Filter the records for lines holding the string "test".

▽

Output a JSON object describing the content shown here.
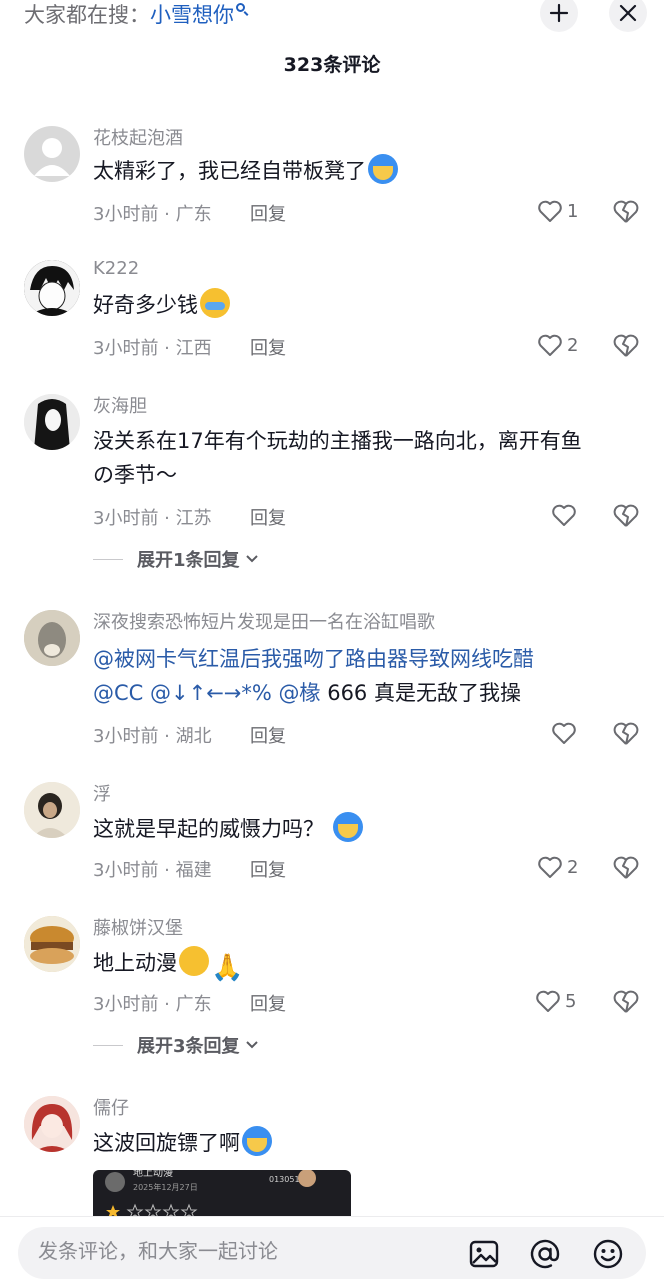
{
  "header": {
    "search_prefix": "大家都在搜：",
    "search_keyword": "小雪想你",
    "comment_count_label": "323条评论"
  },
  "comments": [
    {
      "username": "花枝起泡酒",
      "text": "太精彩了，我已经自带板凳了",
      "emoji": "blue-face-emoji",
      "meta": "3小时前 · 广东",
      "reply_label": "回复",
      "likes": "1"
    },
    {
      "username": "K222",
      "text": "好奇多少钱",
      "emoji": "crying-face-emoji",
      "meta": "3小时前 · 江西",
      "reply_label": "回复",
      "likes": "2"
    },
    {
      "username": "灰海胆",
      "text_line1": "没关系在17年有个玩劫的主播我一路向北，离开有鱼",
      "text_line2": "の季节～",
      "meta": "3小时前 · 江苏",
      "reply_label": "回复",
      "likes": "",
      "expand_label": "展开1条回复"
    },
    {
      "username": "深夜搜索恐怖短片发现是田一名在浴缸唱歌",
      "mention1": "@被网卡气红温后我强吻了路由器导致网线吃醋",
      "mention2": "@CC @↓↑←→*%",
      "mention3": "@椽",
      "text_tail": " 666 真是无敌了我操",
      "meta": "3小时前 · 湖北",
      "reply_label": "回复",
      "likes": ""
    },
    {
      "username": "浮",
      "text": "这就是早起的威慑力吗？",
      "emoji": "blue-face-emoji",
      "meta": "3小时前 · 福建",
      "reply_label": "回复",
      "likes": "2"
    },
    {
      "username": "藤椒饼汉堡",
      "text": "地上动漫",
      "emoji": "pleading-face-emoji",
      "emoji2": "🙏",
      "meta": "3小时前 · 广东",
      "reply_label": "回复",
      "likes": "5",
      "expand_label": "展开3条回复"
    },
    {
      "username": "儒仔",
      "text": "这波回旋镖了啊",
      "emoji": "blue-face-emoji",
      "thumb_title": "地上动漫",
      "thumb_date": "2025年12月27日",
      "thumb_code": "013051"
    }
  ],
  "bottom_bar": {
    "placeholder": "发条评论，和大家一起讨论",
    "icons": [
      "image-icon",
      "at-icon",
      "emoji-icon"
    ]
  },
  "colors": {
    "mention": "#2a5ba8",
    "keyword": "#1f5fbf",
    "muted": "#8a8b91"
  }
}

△
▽

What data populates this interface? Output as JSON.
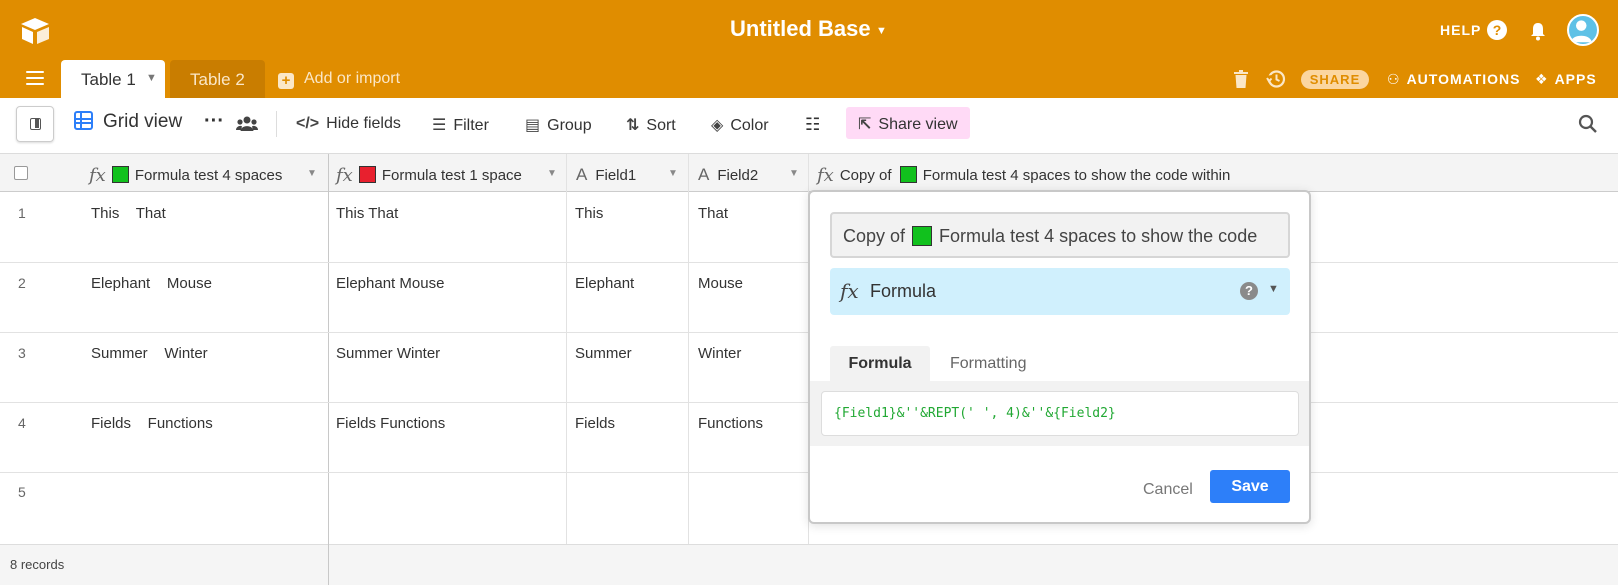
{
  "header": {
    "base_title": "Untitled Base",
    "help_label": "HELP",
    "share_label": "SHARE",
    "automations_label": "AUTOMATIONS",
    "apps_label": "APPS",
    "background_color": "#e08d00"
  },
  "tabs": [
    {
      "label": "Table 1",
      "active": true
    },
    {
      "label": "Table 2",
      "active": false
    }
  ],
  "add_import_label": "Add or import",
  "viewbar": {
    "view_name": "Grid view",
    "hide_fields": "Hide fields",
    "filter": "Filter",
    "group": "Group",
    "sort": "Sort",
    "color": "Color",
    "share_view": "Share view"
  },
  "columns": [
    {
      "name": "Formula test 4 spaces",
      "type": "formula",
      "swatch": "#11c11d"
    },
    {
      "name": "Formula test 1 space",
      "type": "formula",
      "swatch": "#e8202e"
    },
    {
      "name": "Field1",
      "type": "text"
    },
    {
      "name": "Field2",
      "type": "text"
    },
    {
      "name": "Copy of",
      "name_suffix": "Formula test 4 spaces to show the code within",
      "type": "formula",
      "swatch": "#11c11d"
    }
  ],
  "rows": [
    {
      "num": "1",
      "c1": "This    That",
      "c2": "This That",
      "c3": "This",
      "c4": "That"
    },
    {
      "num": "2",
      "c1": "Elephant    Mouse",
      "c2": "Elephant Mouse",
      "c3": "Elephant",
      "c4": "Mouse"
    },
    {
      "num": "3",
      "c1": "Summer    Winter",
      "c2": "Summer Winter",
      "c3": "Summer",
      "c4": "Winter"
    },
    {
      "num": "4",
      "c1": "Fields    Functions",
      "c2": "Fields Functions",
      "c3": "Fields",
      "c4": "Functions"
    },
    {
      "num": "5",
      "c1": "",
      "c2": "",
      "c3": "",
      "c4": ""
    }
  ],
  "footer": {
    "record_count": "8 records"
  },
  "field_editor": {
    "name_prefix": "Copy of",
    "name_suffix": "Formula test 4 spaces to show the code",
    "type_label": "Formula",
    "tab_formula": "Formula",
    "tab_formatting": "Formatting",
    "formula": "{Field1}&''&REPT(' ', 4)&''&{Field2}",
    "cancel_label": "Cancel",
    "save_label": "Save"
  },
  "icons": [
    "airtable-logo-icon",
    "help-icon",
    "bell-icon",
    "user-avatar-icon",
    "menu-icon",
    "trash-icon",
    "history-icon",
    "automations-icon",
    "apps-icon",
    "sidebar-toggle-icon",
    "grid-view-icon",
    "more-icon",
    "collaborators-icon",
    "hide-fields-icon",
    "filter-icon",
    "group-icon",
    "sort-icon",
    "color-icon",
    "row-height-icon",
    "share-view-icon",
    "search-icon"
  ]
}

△

## PROBLEM SOLUTION
      "name": "Formula test 4 spaces",
      "name": "Formula test 1 space",
      "name_suffix": "Formula test 4 spaces to show the code within",
    "name_suffix": "Formula test 4 spaces to show the code",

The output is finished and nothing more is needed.